First published by Rattan Direct on 23 September 2016.
The first frost often comes in October and it kills lush and tender growth. Time to stop feeding plants in pots and containers. Time to wrap up your courgettes to get a few more weeks of vegetables from them.
Hard to believe
After some glorious September weather in many parts of the country it’s hard to believe that cold and frost could be just around the corner. It won’t affect everyone straightaway and those of us who live in sheltered western places or warm cities may, perhaps, escape entirely. It’s hard to know. As always, the British weather is predictably unpredictable! Very frosty one year, not very frosty at all another year.
Weigh up the risks and take precautions. Yes, frost on frozen plants can look lovely but a great deal of damage can be done when they defrost.

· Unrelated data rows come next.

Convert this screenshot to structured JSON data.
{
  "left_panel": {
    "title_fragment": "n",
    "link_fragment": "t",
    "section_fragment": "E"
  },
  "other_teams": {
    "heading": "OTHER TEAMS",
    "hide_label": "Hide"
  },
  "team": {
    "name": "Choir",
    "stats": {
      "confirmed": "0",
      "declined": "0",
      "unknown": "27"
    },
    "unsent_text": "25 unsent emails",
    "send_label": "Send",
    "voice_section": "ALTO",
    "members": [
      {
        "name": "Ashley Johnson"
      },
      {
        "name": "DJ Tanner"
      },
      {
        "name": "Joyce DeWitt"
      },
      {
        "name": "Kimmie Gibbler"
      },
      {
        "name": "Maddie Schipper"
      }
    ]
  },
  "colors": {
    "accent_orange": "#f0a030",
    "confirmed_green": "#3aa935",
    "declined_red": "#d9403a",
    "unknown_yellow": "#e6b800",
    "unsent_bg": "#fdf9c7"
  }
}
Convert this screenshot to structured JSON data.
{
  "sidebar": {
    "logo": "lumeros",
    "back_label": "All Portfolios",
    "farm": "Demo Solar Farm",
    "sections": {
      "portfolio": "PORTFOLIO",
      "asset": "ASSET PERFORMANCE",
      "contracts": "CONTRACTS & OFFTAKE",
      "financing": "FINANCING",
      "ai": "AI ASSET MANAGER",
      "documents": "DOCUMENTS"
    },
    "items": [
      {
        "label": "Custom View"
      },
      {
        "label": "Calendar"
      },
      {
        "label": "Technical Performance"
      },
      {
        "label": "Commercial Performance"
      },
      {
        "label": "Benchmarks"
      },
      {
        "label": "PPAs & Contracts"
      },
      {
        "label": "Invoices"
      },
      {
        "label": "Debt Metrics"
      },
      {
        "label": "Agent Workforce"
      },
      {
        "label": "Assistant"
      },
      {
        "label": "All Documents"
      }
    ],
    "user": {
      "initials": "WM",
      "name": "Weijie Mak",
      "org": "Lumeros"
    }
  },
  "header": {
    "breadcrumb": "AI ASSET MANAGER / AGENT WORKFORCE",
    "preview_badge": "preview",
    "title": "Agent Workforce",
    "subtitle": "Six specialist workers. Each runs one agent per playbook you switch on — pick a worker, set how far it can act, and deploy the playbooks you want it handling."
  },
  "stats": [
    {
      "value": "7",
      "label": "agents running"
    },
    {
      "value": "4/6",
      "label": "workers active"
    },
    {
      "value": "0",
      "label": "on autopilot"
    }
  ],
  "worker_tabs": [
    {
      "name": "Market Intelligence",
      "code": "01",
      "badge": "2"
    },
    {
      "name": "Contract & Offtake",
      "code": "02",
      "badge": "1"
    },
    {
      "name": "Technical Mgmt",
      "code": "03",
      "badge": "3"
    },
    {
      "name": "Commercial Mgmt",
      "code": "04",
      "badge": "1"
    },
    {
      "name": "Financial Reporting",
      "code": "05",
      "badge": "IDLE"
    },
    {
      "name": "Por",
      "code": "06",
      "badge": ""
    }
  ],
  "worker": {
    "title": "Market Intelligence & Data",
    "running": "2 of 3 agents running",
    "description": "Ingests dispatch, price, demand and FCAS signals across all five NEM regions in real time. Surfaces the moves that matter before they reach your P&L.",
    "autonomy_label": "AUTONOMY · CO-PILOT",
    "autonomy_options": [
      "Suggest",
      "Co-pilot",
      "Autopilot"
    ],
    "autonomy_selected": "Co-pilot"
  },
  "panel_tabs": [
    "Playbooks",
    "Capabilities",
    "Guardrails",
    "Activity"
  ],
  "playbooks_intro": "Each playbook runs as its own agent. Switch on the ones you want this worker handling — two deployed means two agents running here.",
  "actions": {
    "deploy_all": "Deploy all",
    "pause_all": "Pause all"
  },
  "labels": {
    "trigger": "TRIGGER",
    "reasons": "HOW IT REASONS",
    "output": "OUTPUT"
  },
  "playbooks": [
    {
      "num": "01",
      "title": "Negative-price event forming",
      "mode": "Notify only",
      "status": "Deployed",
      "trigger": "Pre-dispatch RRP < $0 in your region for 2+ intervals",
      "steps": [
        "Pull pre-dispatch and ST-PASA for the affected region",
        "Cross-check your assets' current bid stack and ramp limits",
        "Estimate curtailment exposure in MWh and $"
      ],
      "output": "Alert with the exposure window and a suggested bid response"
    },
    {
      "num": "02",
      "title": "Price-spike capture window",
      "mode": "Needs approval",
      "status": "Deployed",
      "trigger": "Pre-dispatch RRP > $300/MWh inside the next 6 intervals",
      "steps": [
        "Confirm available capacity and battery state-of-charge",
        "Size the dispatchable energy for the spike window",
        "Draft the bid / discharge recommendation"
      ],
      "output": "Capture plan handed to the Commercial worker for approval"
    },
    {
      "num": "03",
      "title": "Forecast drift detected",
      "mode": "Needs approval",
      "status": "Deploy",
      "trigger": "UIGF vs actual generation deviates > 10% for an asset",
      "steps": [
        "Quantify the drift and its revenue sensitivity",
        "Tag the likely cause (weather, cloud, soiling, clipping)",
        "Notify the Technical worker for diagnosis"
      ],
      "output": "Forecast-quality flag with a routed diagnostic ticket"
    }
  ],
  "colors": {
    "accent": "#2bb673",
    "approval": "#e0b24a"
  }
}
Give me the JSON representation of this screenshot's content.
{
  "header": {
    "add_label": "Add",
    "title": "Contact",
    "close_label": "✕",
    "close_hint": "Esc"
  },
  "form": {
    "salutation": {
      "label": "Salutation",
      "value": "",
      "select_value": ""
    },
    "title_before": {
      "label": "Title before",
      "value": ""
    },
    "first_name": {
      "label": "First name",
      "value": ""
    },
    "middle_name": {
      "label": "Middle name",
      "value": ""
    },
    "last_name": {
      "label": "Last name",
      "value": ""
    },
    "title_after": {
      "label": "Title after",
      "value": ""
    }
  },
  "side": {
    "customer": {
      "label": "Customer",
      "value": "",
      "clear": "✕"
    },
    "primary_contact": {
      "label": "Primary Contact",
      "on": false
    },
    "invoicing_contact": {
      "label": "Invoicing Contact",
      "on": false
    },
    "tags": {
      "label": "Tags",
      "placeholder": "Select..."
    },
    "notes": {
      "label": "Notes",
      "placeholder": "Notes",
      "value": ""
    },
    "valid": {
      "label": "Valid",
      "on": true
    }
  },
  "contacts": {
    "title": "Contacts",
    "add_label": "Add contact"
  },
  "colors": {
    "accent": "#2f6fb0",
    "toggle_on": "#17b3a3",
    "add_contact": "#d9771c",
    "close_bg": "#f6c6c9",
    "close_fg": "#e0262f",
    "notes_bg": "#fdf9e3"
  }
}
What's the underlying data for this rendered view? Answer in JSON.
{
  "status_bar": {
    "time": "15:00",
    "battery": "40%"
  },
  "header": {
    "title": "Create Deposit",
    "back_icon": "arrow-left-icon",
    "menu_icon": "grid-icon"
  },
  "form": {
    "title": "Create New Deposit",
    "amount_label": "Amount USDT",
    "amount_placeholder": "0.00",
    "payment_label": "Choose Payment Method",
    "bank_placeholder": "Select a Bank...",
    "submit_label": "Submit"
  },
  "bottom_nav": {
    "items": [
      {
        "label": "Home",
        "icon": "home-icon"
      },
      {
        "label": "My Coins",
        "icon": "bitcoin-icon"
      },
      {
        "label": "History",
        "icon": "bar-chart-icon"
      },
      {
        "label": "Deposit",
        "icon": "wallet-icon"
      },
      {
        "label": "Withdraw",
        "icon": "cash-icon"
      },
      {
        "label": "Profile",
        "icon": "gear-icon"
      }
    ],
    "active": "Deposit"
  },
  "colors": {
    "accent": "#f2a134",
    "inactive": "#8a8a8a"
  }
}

Ask yourself whether you prefer green plants or plants blackened with frost?
Stop feeding plants in pots
Feeding plants in pots promotes lush new growth and flowers. That’s great during the spring to autumn growing season but no good at all when growing stops in the late autumn/winter.
The lush new growth and flowers of your pot plants are all very attractive indeed to the cold fingers of Jack Frost. He wraps his fingers around your plant and it all turns black. Result: you have a very unattractive (possibly dead) plant.
So have a look at your outside pot plants. Stop feeding them now, tidy up any dead leaves and flowers, and allow them to toughen up a bit before the first cold snap.
Congratulations if your courgettes have made it through the challenges of slugs, snails, mildew and rust!
Congratulations if you’ve been picking your courgettes regularly and none has turned into a marrow!
There’s every chance you’ll be able to harvest courgettes on into October except … they’ll have to be protected from the frost.
Courgettes are big and sprawling plants. Horticultural fleece can be thrown over the whole lot. Remember to weight it down as autumnal gales are also on the horizon! Otherwise, put a cover or protective packing around the base. You could use compost, leaf mould, straw, hay or bracken.
I don’t mind Jack Frost
I don’t mind the arrival of Jack Frost. The sharp, crisp air in the morning can be a bit of a relief after hot and muggy days. But I must take the time to prepare for him.